TRY IT
Beneath this task is a listing; retype all of it exactly.
====
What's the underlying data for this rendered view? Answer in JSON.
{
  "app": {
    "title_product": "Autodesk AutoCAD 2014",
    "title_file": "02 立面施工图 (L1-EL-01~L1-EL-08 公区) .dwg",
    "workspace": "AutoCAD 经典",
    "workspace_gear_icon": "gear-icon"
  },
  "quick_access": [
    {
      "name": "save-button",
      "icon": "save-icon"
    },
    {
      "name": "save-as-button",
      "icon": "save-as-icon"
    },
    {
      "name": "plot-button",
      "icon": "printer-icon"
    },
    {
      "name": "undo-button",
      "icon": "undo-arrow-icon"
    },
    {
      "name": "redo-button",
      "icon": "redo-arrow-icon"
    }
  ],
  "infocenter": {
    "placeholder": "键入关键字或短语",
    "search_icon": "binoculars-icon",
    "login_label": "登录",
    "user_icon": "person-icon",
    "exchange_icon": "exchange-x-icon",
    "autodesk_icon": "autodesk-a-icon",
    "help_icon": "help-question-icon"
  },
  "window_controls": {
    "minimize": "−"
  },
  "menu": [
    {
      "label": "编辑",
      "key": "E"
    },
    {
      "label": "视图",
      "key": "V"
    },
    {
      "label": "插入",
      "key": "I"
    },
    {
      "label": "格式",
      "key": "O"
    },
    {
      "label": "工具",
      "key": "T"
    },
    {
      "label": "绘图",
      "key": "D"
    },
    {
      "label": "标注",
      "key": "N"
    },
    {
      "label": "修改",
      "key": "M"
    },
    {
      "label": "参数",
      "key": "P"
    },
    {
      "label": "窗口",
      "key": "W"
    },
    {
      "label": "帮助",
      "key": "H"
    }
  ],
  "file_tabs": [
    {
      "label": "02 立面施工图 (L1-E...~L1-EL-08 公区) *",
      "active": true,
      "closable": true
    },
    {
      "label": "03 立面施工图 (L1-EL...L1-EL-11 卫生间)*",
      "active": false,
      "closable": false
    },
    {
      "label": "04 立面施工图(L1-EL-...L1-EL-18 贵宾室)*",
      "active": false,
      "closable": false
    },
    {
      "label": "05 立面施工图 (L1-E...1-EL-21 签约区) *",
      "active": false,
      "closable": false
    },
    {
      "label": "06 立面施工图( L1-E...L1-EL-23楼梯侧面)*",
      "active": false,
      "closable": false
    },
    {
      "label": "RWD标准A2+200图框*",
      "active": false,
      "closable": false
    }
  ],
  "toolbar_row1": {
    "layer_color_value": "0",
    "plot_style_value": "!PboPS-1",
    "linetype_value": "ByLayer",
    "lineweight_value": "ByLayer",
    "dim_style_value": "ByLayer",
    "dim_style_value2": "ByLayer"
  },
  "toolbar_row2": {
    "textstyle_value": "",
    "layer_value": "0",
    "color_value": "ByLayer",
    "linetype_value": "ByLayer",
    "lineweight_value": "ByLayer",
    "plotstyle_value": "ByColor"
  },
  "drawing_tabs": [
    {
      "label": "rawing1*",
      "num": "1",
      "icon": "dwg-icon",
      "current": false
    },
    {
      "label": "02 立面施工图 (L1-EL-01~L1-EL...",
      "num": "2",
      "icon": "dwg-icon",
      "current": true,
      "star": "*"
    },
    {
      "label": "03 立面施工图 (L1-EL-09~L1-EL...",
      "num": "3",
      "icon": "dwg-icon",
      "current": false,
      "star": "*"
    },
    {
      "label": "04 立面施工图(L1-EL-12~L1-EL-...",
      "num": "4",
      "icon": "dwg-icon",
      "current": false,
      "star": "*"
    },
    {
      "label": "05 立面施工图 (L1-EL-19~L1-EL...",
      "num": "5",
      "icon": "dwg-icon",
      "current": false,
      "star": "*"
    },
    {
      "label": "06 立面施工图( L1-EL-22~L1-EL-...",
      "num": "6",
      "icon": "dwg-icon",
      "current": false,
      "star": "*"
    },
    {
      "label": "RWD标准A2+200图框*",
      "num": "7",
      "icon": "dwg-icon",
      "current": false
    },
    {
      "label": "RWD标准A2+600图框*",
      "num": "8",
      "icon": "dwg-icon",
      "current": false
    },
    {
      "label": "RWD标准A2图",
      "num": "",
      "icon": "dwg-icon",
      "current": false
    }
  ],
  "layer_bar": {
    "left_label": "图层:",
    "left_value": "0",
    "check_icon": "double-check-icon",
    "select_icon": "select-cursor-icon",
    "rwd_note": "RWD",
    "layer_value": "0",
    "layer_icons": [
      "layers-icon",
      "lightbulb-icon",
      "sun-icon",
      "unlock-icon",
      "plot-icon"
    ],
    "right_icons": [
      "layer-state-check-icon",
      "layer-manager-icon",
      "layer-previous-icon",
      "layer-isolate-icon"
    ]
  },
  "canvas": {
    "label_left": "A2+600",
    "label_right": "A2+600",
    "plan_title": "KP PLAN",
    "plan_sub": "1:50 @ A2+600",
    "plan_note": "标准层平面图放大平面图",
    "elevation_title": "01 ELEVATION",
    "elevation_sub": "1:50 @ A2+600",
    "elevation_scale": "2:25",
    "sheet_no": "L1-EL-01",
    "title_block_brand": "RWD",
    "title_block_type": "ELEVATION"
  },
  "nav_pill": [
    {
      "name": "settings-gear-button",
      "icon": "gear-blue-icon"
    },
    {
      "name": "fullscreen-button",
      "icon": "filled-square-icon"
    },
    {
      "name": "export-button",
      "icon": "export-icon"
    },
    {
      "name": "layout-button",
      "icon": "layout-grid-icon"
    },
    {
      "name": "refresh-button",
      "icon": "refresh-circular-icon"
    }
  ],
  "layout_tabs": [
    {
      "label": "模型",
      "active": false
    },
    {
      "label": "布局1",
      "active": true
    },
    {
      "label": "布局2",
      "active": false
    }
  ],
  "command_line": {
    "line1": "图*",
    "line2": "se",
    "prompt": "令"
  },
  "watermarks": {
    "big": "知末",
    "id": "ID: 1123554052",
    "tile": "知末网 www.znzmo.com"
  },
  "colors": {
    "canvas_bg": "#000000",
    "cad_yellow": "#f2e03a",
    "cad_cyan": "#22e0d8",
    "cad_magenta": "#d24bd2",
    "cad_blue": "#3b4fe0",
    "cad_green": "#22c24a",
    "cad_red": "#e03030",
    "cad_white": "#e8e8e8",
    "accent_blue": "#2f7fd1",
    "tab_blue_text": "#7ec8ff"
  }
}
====
ANSWER FOR THE TASK
What's the underlying data for this rendered view? Answer in JSON.
{
  "app": {
    "title_product": "Autodesk AutoCAD 2014",
    "title_file": "02 立面施工图 (L1-EL-01~L1-EL-08 公区) .dwg",
    "workspace": "AutoCAD 经典",
    "workspace_gear_icon": "gear-icon"
  },
  "quick_access": [
    {
      "name": "save-button",
      "icon": "save-icon"
    },
    {
      "name": "save-as-button",
      "icon": "save-as-icon"
    },
    {
      "name": "plot-button",
      "icon": "printer-icon"
    },
    {
      "name": "undo-button",
      "icon": "undo-arrow-icon"
    },
    {
      "name": "redo-button",
      "icon": "redo-arrow-icon"
    }
  ],
  "infocenter": {
    "placeholder": "键入关键字或短语",
    "search_icon": "binoculars-icon",
    "login_label": "登录",
    "user_icon": "person-icon",
    "exchange_icon": "exchange-x-icon",
    "autodesk_icon": "autodesk-a-icon",
    "help_icon": "help-question-icon"
  },
  "window_controls": {
    "minimize": "−"
  },
  "menu": [
    {
      "label": "编辑",
      "key": "E"
    },
    {
      "label": "视图",
      "key": "V"
    },
    {
      "label": "插入",
      "key": "I"
    },
    {
      "label": "格式",
      "key": "O"
    },
    {
      "label": "工具",
      "key": "T"
    },
    {
      "label": "绘图",
      "key": "D"
    },
    {
      "label": "标注",
      "key": "N"
    },
    {
      "label": "修改",
      "key": "M"
    },
    {
      "label": "参数",
      "key": "P"
    },
    {
      "label": "窗口",
      "key": "W"
    },
    {
      "label": "帮助",
      "key": "H"
    }
  ],
  "file_tabs": [
    {
      "label": "02 立面施工图 (L1-E...~L1-EL-08 公区) *",
      "active": true,
      "closable": true
    },
    {
      "label": "03 立面施工图 (L1-EL...L1-EL-11 卫生间)*",
      "active": false,
      "closable": false
    },
    {
      "label": "04 立面施工图(L1-EL-...L1-EL-18 贵宾室)*",
      "active": false,
      "closable": false
    },
    {
      "label": "05 立面施工图 (L1-E...1-EL-21 签约区) *",
      "active": false,
      "closable": false
    },
    {
      "label": "06 立面施工图( L1-E...L1-EL-23楼梯侧面)*",
      "active": false,
      "closable": false
    },
    {
      "label": "RWD标准A2+200图框*",
      "active": false,
      "closable": false
    }
  ],
  "toolbar_row1": {
    "layer_color_value": "0",
    "plot_style_value": "!PboPS-1",
    "linetype_value": "ByLayer",
    "lineweight_value": "ByLayer",
    "dim_style_value": "ByLayer",
    "dim_style_value2": "ByLayer"
  },
  "toolbar_row2": {
    "textstyle_value": "",
    "layer_value": "0",
    "color_value": "ByLayer",
    "linetype_value": "ByLayer",
    "lineweight_value": "ByLayer",
    "plotstyle_value": "ByColor"
  },
  "drawing_tabs": [
    {
      "label": "rawing1*",
      "num": "1",
      "icon": "dwg-icon",
      "current": false
    },
    {
      "label": "02 立面施工图 (L1-EL-01~L1-EL...",
      "num": "2",
      "icon": "dwg-icon",
      "current": true,
      "star": "*"
    },
    {
      "label": "03 立面施工图 (L1-EL-09~L1-EL...",
      "num": "3",
      "icon": "dwg-icon",
      "current": false,
      "star": "*"
    },
    {
      "label": "04 立面施工图(L1-EL-12~L1-EL-...",
      "num": "4",
      "icon": "dwg-icon",
      "current": false,
      "star": "*"
    },
    {
      "label": "05 立面施工图 (L1-EL-19~L1-EL...",
      "num": "5",
      "icon": "dwg-icon",
      "current": false,
      "star": "*"
    },
    {
      "label": "06 立面施工图( L1-EL-22~L1-EL-...",
      "num": "6",
      "icon": "dwg-icon",
      "current": false,
      "star": "*"
    },
    {
      "label": "RWD标准A2+200图框*",
      "num": "7",
      "icon": "dwg-icon",
      "current": false
    },
    {
      "label": "RWD标准A2+600图框*",
      "num": "8",
      "icon": "dwg-icon",
      "current": false
    },
    {
      "label": "RWD标准A2图",
      "num": "",
      "icon": "dwg-icon",
      "current": false
    }
  ],
  "layer_bar": {
    "left_label": "图层:",
    "left_value": "0",
    "check_icon": "double-check-icon",
    "select_icon": "select-cursor-icon",
    "rwd_note": "RWD",
    "layer_value": "0",
    "layer_icons": [
      "layers-icon",
      "lightbulb-icon",
      "sun-icon",
      "unlock-icon",
      "plot-icon"
    ],
    "right_icons": [
      "layer-state-check-icon",
      "layer-manager-icon",
      "layer-previous-icon",
      "layer-isolate-icon"
    ]
  },
  "canvas": {
    "label_left": "A2+600",
    "label_right": "A2+600",
    "plan_title": "KP PLAN",
    "plan_sub": "1:50 @ A2+600",
    "plan_note": "标准层平面图放大平面图",
    "elevation_title": "01 ELEVATION",
    "elevation_sub": "1:50 @ A2+600",
    "elevation_scale": "2:25",
    "sheet_no": "L1-EL-01",
    "title_block_brand": "RWD",
    "title_block_type": "ELEVATION"
  },
  "nav_pill": [
    {
      "name": "settings-gear-button",
      "icon": "gear-blue-icon"
    },
    {
      "name": "fullscreen-button",
      "icon": "filled-square-icon"
    },
    {
      "name": "export-button",
      "icon": "export-icon"
    },
    {
      "name": "layout-button",
      "icon": "layout-grid-icon"
    },
    {
      "name": "refresh-button",
      "icon": "refresh-circular-icon"
    }
  ],
  "layout_tabs": [
    {
      "label": "模型",
      "active": false
    },
    {
      "label": "布局1",
      "active": true
    },
    {
      "label": "布局2",
      "active": false
    }
  ],
  "command_line": {
    "line1": "图*",
    "line2": "se",
    "prompt": "令"
  },
  "watermarks": {
    "big": "知末",
    "id": "ID: 1123554052",
    "tile": "知末网 www.znzmo.com"
  },
  "colors": {
    "canvas_bg": "#000000",
    "cad_yellow": "#f2e03a",
    "cad_cyan": "#22e0d8",
    "cad_magenta": "#d24bd2",
    "cad_blue": "#3b4fe0",
    "cad_green": "#22c24a",
    "cad_red": "#e03030",
    "cad_white": "#e8e8e8",
    "accent_blue": "#2f7fd1",
    "tab_blue_text": "#7ec8ff"
  }
}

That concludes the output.